▸ **Action item**
Whenever the word "TEDxNoviSad" shows up in a line of the data, copy that line.

(Items from an interface collection)
------------------------

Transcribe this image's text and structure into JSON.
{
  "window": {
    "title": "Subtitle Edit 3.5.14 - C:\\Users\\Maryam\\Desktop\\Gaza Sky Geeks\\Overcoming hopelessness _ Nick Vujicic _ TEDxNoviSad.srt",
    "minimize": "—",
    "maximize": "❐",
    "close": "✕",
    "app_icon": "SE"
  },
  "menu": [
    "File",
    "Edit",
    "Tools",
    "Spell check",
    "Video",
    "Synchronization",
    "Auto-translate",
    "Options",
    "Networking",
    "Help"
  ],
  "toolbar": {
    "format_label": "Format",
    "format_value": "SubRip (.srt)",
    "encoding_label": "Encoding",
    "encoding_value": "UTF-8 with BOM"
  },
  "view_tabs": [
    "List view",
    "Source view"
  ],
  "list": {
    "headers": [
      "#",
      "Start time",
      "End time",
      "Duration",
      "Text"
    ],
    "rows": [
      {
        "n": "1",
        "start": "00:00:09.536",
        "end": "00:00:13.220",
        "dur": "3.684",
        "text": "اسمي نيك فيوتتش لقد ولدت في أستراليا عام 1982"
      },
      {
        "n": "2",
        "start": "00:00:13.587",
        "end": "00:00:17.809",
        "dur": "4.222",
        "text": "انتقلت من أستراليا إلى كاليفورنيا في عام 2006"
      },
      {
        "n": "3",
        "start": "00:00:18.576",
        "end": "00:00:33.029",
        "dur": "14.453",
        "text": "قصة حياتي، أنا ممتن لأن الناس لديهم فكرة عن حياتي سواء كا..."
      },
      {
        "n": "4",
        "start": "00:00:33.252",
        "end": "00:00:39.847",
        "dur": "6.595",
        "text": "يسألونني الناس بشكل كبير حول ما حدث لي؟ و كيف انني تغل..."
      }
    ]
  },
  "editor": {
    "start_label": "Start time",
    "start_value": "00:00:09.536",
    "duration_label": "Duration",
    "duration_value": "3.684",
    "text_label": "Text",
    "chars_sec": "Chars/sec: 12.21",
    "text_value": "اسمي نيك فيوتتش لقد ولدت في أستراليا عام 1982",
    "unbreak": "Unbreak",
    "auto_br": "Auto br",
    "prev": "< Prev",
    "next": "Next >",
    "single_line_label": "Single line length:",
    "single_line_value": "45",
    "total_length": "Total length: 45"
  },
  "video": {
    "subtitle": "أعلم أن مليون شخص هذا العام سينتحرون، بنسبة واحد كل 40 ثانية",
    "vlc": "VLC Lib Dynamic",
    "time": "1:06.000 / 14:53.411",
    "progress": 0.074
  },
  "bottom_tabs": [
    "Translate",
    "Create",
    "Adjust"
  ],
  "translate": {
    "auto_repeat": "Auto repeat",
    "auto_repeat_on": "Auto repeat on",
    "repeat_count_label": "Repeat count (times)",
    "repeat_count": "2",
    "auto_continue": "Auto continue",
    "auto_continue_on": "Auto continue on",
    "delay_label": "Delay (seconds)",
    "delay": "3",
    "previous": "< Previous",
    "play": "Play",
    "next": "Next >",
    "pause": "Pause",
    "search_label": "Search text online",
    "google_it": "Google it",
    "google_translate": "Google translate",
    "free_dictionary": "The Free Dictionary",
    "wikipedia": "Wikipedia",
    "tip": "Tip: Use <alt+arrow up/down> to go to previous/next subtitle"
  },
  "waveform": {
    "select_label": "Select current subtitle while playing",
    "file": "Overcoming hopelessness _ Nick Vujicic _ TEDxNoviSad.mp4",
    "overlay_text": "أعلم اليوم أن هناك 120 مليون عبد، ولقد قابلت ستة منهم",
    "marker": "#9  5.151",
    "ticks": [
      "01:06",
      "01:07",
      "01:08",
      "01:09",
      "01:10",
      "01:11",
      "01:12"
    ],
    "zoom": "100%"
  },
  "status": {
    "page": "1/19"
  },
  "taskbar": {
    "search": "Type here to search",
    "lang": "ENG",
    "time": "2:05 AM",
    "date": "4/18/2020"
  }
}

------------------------

▸ **Solution for this exercise**
    "title": "Subtitle Edit 3.5.14 - C:\\Users\\Maryam\\Desktop\\Gaza Sky Geeks\\Overcoming hopelessness _ Nick Vujicic _ TEDxNoviSad.srt",
    "file": "Overcoming hopelessness _ Nick Vujicic _ TEDxNoviSad.mp4",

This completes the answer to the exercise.